Another way that your comic books can be valued is based on market demand. In reality, this means that comic books with popular and cult classic characters are more valuable than one-off comics from unknown publishers. Usually, early comic books from well-established characters like Batman, Superman, Spiderman, and the X-Men, to name a few, will sell for the highest values of their runs. For instance, a near mint condition Batman #1 from 1940 recently sold for $621, 699.50.
Similarly, comic books that feature a story line that was particularly shocking or beloved can turn into valuable editions themselves. One example of this is Batman #428 from 1988 entitled "Death in the Family" where Batman's sidekick Robin (as Dick Grayson's successor, Jason Todd) is murdered by the Joker. A near mint copy recently sold for $519.88.
As with other value attributions, the best way to make an at-home assessment of your comic book's value by genre is using a print or digital price guide that can give you an estimate based on past sales for specific comic books.
Comic Book Price Guides to Explore
Currently, the industry standard price guide is the Official Overstreet Comic Book Price Guide, which has been published annually since 1970. However, if you don't want to wait for the hard copy to come in the mail, you can head over to these online price guides to get a quicker assessment.
- Price Charting - A great online resource for looking at actual past sale prices is Price Charting. Using their search engine, you can look up individual comic books, comic book publishers, or series, and see how their prices have been charting over the past few years, as well as what their average worth based on their grade.
- Comics Price Guide - You'll need to register for the Comics Price Guide site, but registration is free. There're resources and information to help you grade your comic books according to condition as well as to get a value.
- Comic Book Realm - Comic Book Realm also has free registration and is an excellent resource for all kinds of information about your comic books, including the current values.
- Nostomania - Nostomania allows you to find the value of your comics for free and also has an area where you can buy and sell comics as well.
Extremely Valuable Comics to Look Out For
The most valuable comic books are currently worth thousands of dollars, and these special titles in mint condition have sold for millions in some cases. These extremely rare comic books would have any comic book nerd foaming at the mouth at the prospect of owning them, so make sure that you rummage through every old bin of comic books you come across just in case you might stumble onto one of these extremely valuable comic books in the wild:
- Action Comics #1 (first appearance of Superman) - Sold for $3.18 million
- Detective Comics #27 (first appearance of Batman) - Sold for $1.5 million
- Superman #1 (first traditional Superman comic) - Sold for $5.3 million

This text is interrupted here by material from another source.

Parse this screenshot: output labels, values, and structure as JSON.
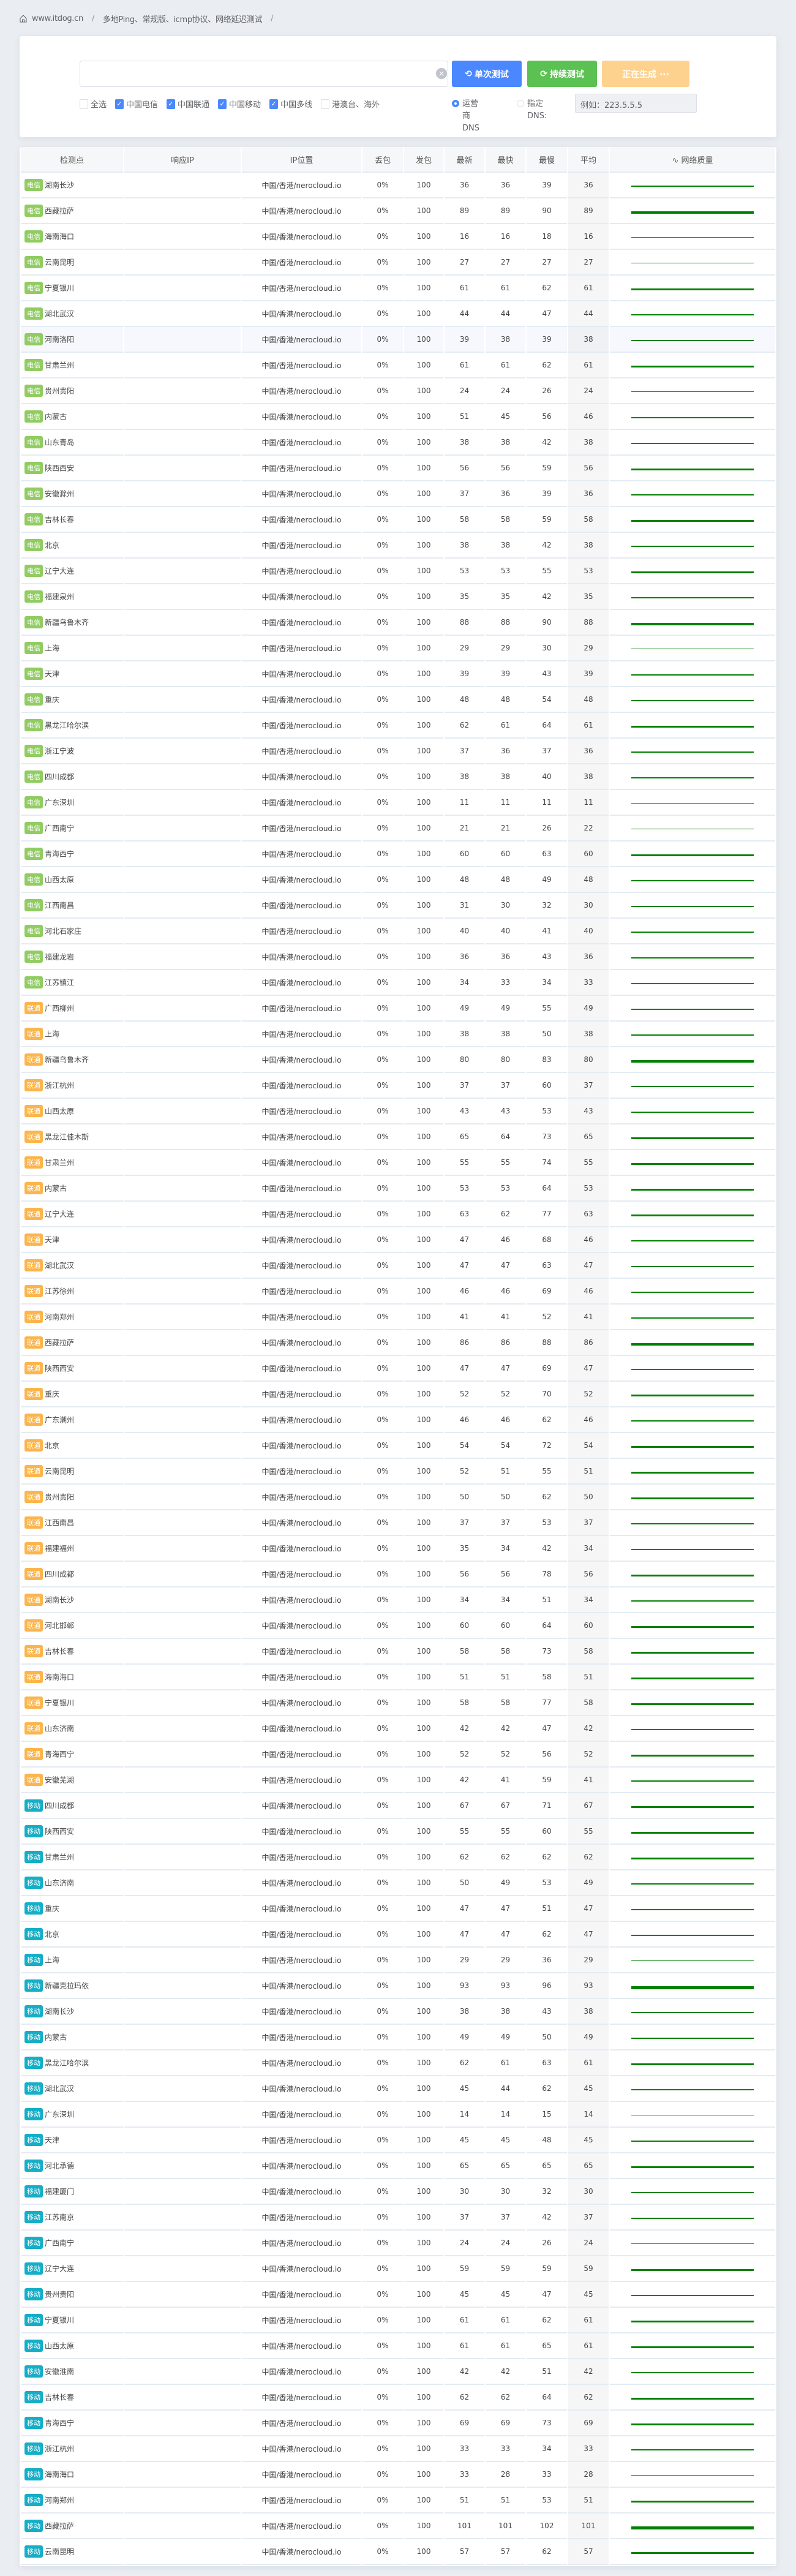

- Marvel Comics #1 (first comic book released by Marvel) - Sold for $2.4 million
- Amazing Fantasy #16 (first appearance of Spiderman) - Sold for $3.6 million
Stay up-to-Date on Current Prices and Trends
Remember, comic book values are alchemical and always changing, so it's important to keep up-to-date on all of the current news and trends pertaining to the comics you're interested in. Staying aware of what's selling fast and what's currently cheap will ensure that you make high-profit sales and low-cost additions to your collection.